After the game, our coach informed us that while she was catching in the fourth, she had asked for some consistency in the pitch calling from the umpire. His reply was a simple nod. The only failing I see here was that our coach should have informed the entire team of this at the end of the inning. The unpleasantness might have then be avoided.
I’m sure some of you are thinking, so what’s the big deal? The big deal is that this is a church league. Yes, we are out there to play, have fun, and yes again, to win. However, we should be doing so in a manner worthy of the God we call Lord. We failed to do so today.
It has been said on more than one occasion and by more than one person that Christians are their own worst enemies. More often than not, our words bear no witness for us to the world. Rather, it is our conduct which bears that witness, and we failed in that regard. Our opposition, which was losing, showed what good sportsmanship should look like.
Our league’s games are not the only ones in progress. At the park we play at, there are two other fields in operation. There are spectators, and kids playing on the jungle gym. Sometimes, you may get only one chance to witness to another human being, and you may not even know it. Again, the witness may be through your conduct and never through your words. Who may have been watching our game today, and saw what happened? Who may have thought about checking our church out, but now won’t set foot inside of it? Who may have thought, Gee, if those Christians are just like everyone else, what’s the point? Playing softball is fun, yes, and we play to win, but we should keep in mind we are playing to witness, too, and today, we blew it. Personally, I would rather lose with dignity, with our witness to the world intact.
The cliché goes, “Christians aren’t perfect, just forgiven.” It’s true; we’re still human, though we work to emulate the one Who’s name we bear, the one Who called us to follow Him. People will lose their tempers; that happened today. But we should always be mindful of the consequences of losing that temper.
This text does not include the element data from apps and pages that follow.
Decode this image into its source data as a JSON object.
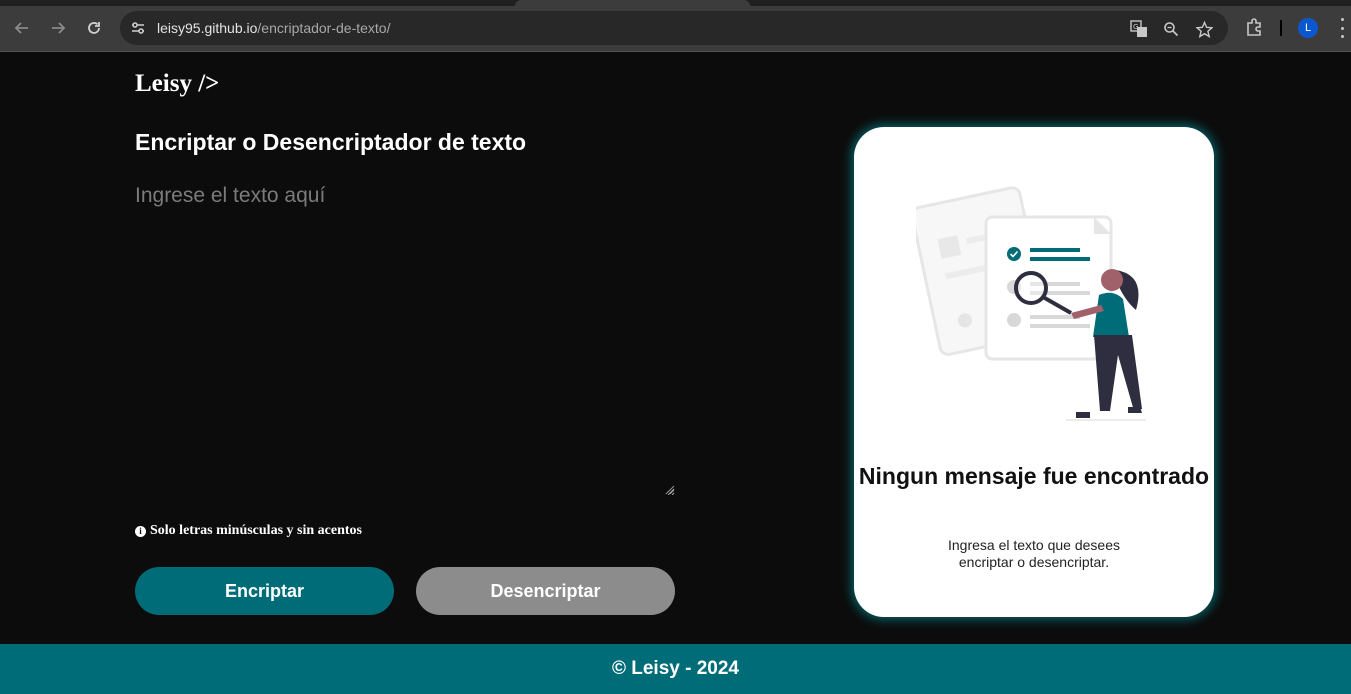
{
  "browser": {
    "url_host": "leisy95.github.io",
    "url_path": "/encriptador-de-texto/",
    "profile_initial": "L",
    "icons": [
      "back-arrow-icon",
      "forward-arrow-icon",
      "reload-icon",
      "site-settings-icon",
      "translate-icon",
      "zoom-icon",
      "bookmark-star-icon",
      "extensions-icon",
      "more-menu-icon"
    ]
  },
  "page": {
    "logo": "Leisy />",
    "title": "Encriptar o Desencriptador de texto",
    "input_placeholder": "Ingrese el texto aquí",
    "hint_icon": "i",
    "hint": "Solo letras minúsculas y sin acentos",
    "encrypt_label": "Encriptar",
    "decrypt_label": "Desencriptar"
  },
  "result_card": {
    "title": "Ningun mensaje fue encontrado",
    "text": "Ingresa el texto que desees encriptar o desencriptar."
  },
  "footer": {
    "text": "© Leisy - 2024"
  },
  "colors": {
    "background": "#0c0c0c",
    "accent": "#006c77",
    "secondary_button": "#8c8c8c",
    "card": "#ffffff"
  }
}
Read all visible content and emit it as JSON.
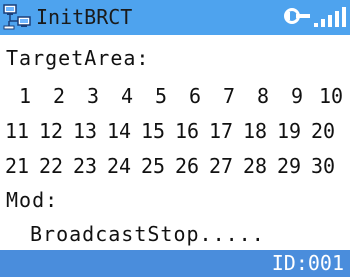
{
  "header": {
    "title": "InitBRCT",
    "icons": [
      "network-computers-icon",
      "plug-connector-icon",
      "signal-strength-icon"
    ],
    "background_color": "#4ea3ee"
  },
  "target_area": {
    "label": "TargetArea:",
    "rows": [
      [
        "1",
        "2",
        "3",
        "4",
        "5",
        "6",
        "7",
        "8",
        "9",
        "10"
      ],
      [
        "11",
        "12",
        "13",
        "14",
        "15",
        "16",
        "17",
        "18",
        "19",
        "20"
      ],
      [
        "21",
        "22",
        "23",
        "24",
        "25",
        "26",
        "27",
        "28",
        "29",
        "30"
      ]
    ]
  },
  "mode": {
    "label": "Mod:",
    "status": "BroadcastStop....."
  },
  "footer": {
    "id_text": "ID:001",
    "background_color": "#4a8ddc"
  }
}
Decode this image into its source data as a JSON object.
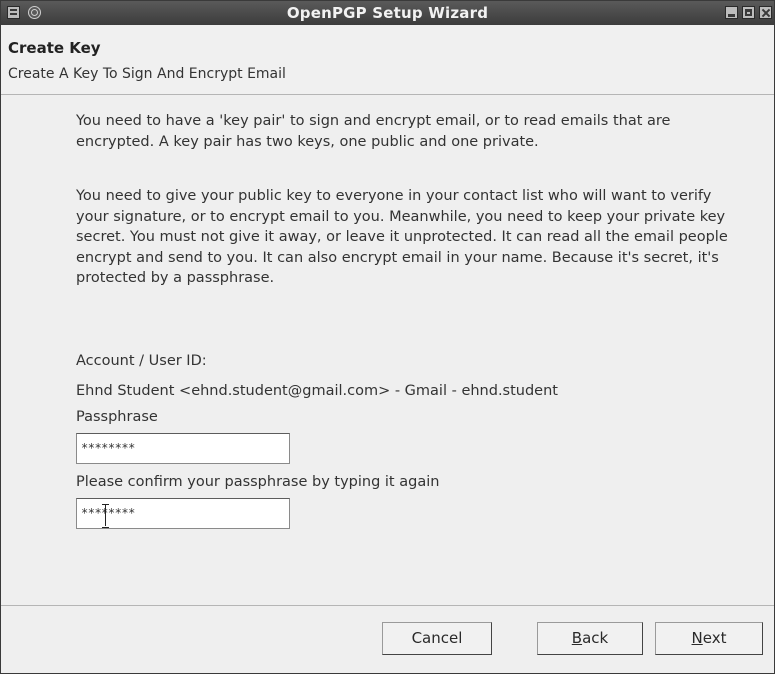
{
  "window": {
    "title": "OpenPGP Setup Wizard",
    "controls": [
      "window-menu-icon",
      "pin-icon",
      "minimize-icon",
      "maximize-icon",
      "close-icon"
    ]
  },
  "header": {
    "title": "Create Key",
    "subtitle": "Create A Key To Sign And Encrypt Email"
  },
  "body": {
    "paragraph1": "You need to have a 'key pair' to sign and encrypt email, or to read emails that are encrypted. A key pair has two keys, one public and one private.",
    "paragraph2": "You need to give your public key to everyone in your contact list who will want to verify your signature, or to encrypt email to you. Meanwhile, you need to keep your private key secret. You must not give it away, or leave it unprotected. It can read all the email people encrypt and send to you. It can also encrypt email in your name. Because it's secret, it's protected by a passphrase.",
    "account_label": "Account / User ID:",
    "account_value": "Ehnd Student <ehnd.student@gmail.com> - Gmail - ehnd.student",
    "passphrase_label": "Passphrase",
    "passphrase_value": "********",
    "confirm_label": "Please confirm your passphrase by typing it again",
    "confirm_value": "********"
  },
  "buttons": {
    "cancel": "Cancel",
    "back_mnemonic": "B",
    "back_rest": "ack",
    "next_mnemonic": "N",
    "next_rest": "ext"
  }
}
For the record, I went three for three at the plate, with two RBIs. My defense could have been better; I had a guy cold at first, and my throw is four feet off my baseman’s stretch. The team won.
And we lost.